What lines in the data below mention the string "true"? Copy them out.
◆ ◆ ◆
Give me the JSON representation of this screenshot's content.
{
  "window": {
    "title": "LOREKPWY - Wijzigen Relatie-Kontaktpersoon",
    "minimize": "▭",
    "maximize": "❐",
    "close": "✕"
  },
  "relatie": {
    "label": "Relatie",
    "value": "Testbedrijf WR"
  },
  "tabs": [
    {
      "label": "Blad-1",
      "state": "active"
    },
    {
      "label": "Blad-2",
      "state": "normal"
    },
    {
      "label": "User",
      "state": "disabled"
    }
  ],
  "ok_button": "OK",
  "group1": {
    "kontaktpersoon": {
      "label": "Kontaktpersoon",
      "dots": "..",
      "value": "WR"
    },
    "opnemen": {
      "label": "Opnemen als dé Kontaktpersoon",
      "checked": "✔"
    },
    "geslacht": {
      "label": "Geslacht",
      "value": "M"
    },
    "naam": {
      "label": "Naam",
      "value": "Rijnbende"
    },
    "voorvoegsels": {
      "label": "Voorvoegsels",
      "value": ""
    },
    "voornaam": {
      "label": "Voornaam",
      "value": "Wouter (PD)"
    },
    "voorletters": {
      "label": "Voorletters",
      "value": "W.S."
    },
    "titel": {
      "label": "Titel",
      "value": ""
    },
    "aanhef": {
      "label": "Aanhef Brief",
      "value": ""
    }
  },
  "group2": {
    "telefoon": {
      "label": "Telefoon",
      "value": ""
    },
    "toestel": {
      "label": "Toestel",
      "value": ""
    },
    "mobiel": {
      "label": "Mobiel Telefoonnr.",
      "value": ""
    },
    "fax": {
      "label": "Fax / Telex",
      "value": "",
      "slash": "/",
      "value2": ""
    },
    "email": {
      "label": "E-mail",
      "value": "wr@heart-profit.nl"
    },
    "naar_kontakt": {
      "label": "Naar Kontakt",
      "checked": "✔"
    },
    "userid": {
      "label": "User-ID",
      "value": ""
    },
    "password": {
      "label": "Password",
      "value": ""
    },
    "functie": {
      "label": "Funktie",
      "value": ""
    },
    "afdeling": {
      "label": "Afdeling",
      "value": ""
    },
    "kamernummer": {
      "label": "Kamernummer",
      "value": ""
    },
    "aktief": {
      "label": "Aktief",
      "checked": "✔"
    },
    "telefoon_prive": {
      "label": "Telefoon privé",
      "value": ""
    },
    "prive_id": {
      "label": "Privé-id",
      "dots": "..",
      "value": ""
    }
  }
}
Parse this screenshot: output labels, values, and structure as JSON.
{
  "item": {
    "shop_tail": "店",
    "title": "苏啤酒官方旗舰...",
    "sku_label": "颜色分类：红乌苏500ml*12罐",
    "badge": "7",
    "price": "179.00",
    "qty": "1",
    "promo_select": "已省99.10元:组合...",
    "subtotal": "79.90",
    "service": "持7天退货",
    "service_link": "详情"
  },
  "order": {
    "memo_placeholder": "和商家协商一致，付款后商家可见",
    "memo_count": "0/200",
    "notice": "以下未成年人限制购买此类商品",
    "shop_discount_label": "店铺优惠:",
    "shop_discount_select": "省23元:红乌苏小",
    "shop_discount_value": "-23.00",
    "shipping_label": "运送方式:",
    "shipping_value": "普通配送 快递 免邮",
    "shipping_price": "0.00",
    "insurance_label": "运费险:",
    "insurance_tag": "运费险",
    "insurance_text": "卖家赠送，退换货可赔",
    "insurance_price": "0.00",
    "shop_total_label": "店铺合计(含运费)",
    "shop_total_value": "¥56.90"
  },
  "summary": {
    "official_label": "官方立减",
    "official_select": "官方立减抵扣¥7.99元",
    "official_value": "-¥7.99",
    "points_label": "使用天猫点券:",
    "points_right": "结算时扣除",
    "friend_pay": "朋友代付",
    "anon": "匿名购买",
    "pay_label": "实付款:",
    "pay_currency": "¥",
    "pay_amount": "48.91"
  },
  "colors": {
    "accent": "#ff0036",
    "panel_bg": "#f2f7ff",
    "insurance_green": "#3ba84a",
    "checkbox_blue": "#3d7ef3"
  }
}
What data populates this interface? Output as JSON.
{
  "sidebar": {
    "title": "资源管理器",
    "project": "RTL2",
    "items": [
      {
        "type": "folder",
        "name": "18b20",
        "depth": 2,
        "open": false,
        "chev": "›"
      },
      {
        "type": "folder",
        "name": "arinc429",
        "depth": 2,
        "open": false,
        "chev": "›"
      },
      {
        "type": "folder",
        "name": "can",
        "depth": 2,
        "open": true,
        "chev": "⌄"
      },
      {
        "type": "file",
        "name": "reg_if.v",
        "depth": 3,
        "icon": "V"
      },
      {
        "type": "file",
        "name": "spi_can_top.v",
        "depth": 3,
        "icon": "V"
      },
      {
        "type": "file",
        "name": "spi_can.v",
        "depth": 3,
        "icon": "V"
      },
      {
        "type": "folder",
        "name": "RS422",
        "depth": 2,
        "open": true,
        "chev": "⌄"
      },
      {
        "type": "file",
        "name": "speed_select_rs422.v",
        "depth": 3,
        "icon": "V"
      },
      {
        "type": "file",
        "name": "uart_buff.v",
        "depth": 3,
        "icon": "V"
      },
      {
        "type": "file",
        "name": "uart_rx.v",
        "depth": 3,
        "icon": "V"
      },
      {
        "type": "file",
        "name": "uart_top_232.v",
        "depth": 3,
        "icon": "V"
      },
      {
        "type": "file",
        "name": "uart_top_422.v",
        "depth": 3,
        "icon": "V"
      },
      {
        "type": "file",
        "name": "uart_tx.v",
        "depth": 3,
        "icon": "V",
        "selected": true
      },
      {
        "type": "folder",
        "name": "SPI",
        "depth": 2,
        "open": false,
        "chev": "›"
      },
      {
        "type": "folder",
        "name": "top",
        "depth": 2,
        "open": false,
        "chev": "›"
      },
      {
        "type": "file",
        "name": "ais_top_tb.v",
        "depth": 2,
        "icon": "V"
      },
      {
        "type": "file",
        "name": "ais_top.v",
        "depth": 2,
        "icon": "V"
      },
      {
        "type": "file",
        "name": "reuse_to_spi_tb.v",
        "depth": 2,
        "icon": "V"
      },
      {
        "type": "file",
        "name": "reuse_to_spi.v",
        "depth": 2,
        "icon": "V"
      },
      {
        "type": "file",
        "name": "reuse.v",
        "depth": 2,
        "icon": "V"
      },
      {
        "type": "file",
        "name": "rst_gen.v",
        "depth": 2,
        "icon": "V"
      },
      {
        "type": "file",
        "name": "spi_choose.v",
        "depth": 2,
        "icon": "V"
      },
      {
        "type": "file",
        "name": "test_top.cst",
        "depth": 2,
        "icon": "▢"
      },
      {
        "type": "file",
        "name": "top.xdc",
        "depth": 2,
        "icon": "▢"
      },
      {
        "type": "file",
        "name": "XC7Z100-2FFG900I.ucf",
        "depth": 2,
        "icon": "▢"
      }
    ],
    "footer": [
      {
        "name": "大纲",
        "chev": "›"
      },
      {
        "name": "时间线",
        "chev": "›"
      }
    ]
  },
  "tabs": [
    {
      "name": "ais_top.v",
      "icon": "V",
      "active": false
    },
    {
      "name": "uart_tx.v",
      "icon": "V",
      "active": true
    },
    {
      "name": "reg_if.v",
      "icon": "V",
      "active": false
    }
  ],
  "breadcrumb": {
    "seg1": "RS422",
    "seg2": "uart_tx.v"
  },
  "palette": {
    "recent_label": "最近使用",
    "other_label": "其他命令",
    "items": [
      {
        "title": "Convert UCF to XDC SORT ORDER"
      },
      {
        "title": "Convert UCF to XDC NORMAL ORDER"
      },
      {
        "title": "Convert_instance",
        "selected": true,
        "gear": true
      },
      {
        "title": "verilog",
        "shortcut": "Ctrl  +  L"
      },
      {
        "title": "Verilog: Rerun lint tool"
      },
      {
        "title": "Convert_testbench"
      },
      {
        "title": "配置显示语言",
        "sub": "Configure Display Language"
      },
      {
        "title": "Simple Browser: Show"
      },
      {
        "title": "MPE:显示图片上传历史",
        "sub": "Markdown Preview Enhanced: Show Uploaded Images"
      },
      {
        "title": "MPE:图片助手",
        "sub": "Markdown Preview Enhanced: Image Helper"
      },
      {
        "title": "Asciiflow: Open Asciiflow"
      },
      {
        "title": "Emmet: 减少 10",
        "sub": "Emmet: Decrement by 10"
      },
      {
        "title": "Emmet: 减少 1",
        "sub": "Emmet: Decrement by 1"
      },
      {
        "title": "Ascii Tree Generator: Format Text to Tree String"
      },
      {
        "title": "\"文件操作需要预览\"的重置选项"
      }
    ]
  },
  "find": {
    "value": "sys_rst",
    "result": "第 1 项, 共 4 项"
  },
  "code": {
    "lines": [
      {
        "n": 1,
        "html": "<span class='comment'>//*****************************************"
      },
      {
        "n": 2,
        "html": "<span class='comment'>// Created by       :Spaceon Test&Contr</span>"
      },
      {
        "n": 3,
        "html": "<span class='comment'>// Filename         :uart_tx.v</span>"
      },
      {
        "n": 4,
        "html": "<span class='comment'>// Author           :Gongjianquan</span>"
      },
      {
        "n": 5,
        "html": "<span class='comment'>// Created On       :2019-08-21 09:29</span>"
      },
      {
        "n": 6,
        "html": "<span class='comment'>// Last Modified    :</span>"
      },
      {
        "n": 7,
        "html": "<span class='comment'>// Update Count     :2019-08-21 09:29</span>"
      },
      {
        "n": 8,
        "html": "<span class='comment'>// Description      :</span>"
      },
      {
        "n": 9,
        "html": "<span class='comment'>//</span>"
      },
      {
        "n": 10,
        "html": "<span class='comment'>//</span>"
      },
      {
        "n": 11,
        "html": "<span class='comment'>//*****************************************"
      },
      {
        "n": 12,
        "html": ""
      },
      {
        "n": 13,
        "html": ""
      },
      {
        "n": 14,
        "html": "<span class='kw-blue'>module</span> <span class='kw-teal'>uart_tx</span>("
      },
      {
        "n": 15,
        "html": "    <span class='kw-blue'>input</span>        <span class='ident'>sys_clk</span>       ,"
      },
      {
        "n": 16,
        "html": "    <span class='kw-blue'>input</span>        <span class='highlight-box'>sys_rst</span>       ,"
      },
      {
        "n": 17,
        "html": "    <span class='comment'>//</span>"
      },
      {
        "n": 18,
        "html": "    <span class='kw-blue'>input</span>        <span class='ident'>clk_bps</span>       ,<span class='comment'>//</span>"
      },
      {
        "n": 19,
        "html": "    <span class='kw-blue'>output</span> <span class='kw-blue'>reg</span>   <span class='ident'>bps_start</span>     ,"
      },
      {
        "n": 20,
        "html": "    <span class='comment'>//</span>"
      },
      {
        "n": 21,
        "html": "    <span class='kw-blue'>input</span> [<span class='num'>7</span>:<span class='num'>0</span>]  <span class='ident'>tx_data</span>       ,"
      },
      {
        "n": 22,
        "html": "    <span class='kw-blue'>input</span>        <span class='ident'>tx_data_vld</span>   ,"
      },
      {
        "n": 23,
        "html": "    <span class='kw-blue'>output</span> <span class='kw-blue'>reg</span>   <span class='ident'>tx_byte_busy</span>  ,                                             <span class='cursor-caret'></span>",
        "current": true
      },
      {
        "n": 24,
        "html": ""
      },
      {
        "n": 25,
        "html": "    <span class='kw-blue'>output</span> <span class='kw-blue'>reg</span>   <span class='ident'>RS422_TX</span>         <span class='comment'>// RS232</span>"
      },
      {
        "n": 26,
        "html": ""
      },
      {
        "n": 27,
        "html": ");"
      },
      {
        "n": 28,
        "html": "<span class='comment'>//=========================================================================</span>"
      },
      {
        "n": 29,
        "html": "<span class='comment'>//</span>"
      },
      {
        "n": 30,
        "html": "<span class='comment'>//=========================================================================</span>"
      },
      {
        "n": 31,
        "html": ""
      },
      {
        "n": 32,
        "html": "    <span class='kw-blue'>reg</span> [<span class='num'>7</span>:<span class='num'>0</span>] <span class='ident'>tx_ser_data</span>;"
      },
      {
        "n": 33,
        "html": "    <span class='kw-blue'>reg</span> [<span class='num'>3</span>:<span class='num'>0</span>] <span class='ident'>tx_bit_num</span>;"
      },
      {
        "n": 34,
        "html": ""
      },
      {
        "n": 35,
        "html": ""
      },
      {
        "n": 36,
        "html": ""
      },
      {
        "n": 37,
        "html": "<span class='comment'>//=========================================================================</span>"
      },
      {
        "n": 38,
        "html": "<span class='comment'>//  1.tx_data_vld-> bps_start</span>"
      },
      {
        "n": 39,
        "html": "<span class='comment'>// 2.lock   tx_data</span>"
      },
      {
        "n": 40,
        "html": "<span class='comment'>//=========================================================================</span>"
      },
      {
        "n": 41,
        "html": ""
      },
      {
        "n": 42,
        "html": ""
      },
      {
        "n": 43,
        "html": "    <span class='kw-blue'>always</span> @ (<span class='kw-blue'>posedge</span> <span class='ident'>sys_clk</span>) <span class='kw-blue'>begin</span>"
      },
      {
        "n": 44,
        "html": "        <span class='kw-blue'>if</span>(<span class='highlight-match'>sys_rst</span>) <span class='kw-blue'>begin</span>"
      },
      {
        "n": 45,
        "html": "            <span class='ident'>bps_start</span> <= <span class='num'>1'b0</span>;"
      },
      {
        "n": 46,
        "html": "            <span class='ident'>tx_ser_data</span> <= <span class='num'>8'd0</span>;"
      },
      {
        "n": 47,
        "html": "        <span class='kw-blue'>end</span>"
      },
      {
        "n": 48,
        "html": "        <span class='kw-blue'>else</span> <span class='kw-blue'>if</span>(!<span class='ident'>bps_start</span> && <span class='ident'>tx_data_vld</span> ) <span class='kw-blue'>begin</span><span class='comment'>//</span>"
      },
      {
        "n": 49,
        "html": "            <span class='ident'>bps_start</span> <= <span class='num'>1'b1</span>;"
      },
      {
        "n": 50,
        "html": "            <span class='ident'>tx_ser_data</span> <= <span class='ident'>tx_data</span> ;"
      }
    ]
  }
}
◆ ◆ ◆
» SOLUTION TO THIS PROBLEM
        "open": true,
        "open": true,
        "selected": true
      "active": true
        "selected": true,
        "gear": true
        "current": true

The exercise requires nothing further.